Records provided:
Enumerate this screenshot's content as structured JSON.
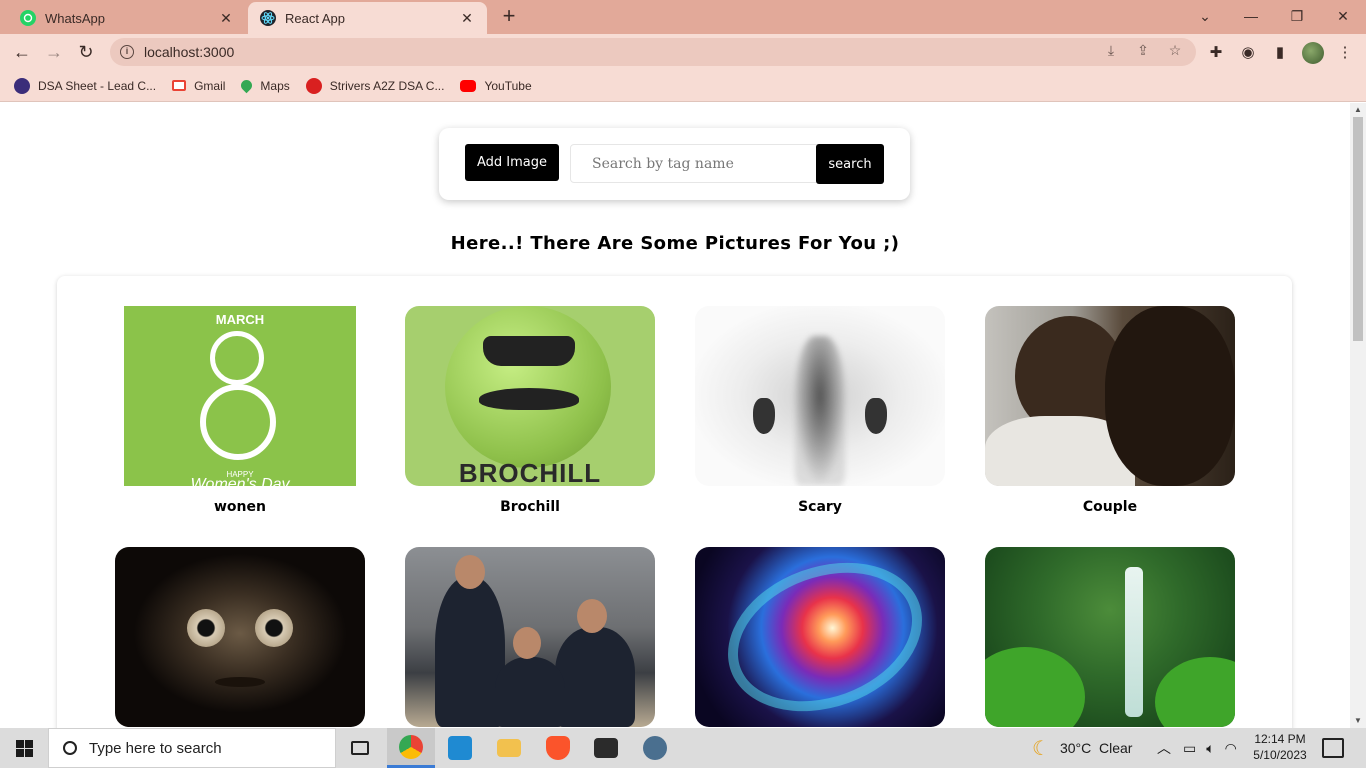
{
  "browser": {
    "tabs": [
      {
        "title": "WhatsApp",
        "icon": "whatsapp-icon"
      },
      {
        "title": "React App",
        "icon": "react-icon"
      }
    ],
    "url": "localhost:3000",
    "bookmarks": [
      {
        "label": "DSA Sheet - Lead C...",
        "icon": "dsa-sheet-icon",
        "color": "#3b2d7a"
      },
      {
        "label": "Gmail",
        "icon": "gmail-icon",
        "color": "#ea4335"
      },
      {
        "label": "Maps",
        "icon": "maps-icon",
        "color": "#34a853"
      },
      {
        "label": "Strivers A2Z DSA C...",
        "icon": "tuf-icon",
        "color": "#d92020"
      },
      {
        "label": "YouTube",
        "icon": "youtube-icon",
        "color": "#ff0000"
      }
    ]
  },
  "app": {
    "add_image_label": "Add Image",
    "search_placeholder": "Search by tag name",
    "search_label": "search",
    "heading": "Here..! There Are Some Pictures For You ;)",
    "images": [
      {
        "caption": "wonen",
        "art": "womens-day-poster"
      },
      {
        "caption": "Brochill",
        "art": "brochill-logo"
      },
      {
        "caption": "Scary",
        "art": "ghost-behind-glass"
      },
      {
        "caption": "Couple",
        "art": "couple-portrait"
      },
      {
        "caption": "",
        "art": "scary-face"
      },
      {
        "caption": "",
        "art": "students-in-classroom"
      },
      {
        "caption": "",
        "art": "spiral-galaxy"
      },
      {
        "caption": "",
        "art": "jungle-waterfall"
      }
    ],
    "womens_day_text": {
      "month": "MARCH",
      "happy": "HAPPY",
      "title": "Women's Day"
    },
    "brochill_text": "BROCHILL"
  },
  "taskbar": {
    "search_text": "Type here to search",
    "weather": "30°C  Clear",
    "time": "12:14 PM",
    "date": "5/10/2023"
  },
  "colors": {
    "tab_bar": "#e2a999",
    "toolbar": "#f7dcd4",
    "button": "#000000"
  }
}
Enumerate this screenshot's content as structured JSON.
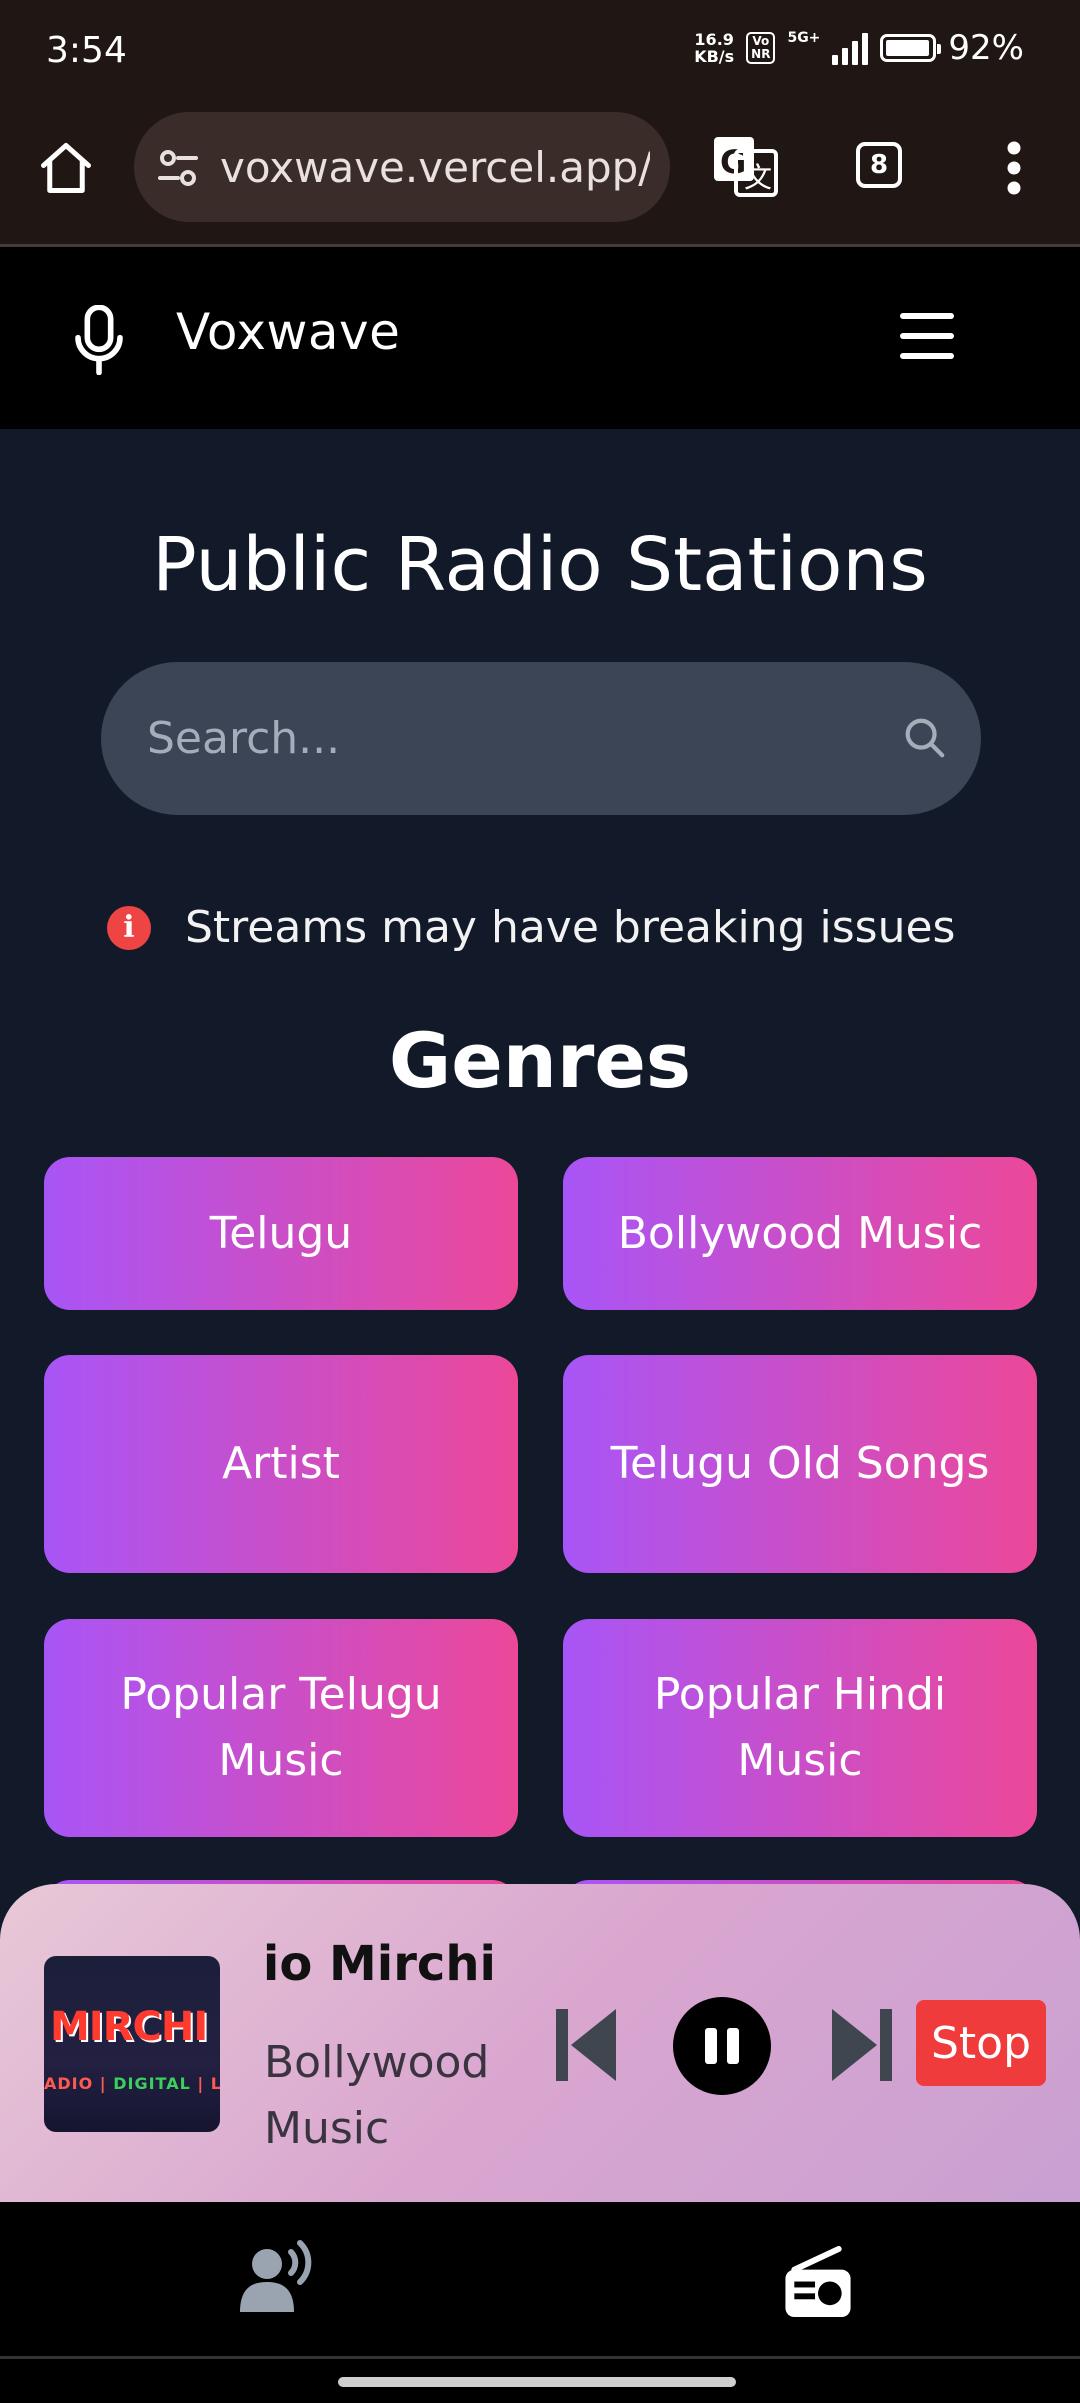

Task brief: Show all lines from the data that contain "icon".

Response to the exercise:
        "icon": "whatsapp-icon"
        "icon": "react-icon"
        "icon": "dsa-sheet-icon",
        "icon": "gmail-icon",
        "icon": "maps-icon",
        "icon": "tuf-icon",
        "icon": "youtube-icon",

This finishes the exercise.